Phil Thompson, head of BPIF Business, walks you through the basics of a restructuring plan.
Much has been written and spoken about with regards to the industry and how it has changed. The need for change in a business is often a result of the many different pressures facing it in a more globalised and competitive market, but what should be considered and what is available to companies to support transition?
To be sustainable any business requires a clear strategic plan, yet this is only the start. Visualising where you see your business is an important step, but getting it there can require restructuring. So, where to start…
What are you trying to achieve?
Don’t just look at you own business, but at any major breakthroughs within the industry - look at new concepts, think about major challenges within the market and ask yourself a few pertinent questions before you embark upon any restructure. For instance, “what is the future likely to look like and what are my company’s different options within it?” Put the business in a wider context.
This strategy challenges you to visualise how the business should look down the line - then look backwards on what the business will need to do to meet that model; hence the term ‘Backwards Forward Thinking Strategy’.
Often this uses the Ishikawa model, more commonly known as the ‘Fish Bone’. It looks at the areas that are going to affect the business and highlights where investment needs to be made – including personnel.
Taking the lead
Effective leaders are good at organising, motivating and inspiring people and a good ongoing communication strategy is key to establishing clarity and organising resources to achieve the company vision. Employees should be kept well informed on how the business is doing against the vision and plan. This does not need to be complex. Understanding where the business needs to improve, grow, become leaner and how staff can contribute will encourage not only a sense of purpose but also trust in senior management. It is not about how much information is given exactly; it’s more about the timing, regularity, clarity, content and context of the communication. If employees are kept informed they are more likely to support a restructuring programme because they will better understand the need for change.

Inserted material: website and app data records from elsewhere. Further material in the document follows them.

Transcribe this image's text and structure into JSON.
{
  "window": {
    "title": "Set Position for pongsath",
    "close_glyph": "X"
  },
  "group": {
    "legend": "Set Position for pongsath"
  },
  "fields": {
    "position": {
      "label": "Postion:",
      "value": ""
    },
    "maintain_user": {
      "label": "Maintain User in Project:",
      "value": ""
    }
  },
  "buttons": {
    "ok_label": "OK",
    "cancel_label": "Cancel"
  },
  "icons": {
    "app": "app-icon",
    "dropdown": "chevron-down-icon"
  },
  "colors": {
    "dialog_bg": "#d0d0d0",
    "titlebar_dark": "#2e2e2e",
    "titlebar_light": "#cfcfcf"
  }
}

Taking care of the legals
Managers involved in a restructure will have to be fully aware of the legal ramifications of any redundancy measures and/or proposals regarding terms and conditions. Meaningful consultation is fundamental. Never try to rush the process – imagine yourself in this situation, how would you expect to be treated?
Managers also need to consider the staff that are not directly affected by proposals or the subsequent risk of redundancy. All staff should be fully informed. Thinking through potential concerns and drafting a Q&A sheet can really help manage emotions. And understanding the process of transition will help managers support all team members. Adopting structured feedback mechanisms will ensure all employees have a voice. Failing to consider those unaffected by the restructure may result in reduced motivation and subsequent dips in productivity.
Creating a positive approach to change
Whatever size the business, creating a positive approach to change is key to the success of any restructuring move. This can be achieved by instilling a desire across your team to improve and adapt knowledge and skills through continuous learning. Champions or ‘change agents’ within your business can help this process.
Use feedback mechanisms to review how you have managed change in the past, how the change was received, to understand what main levers need to be pulled to make change happen in your business, recognise the role models for change.
Bear I mind that given your position in the company you will automatically be looked upon as the role model for championing change. Your approach to change will be scrutinised by those within your business - and outside – so doing your homework and being positive about how and why you are restructuring will be worth the research and effort.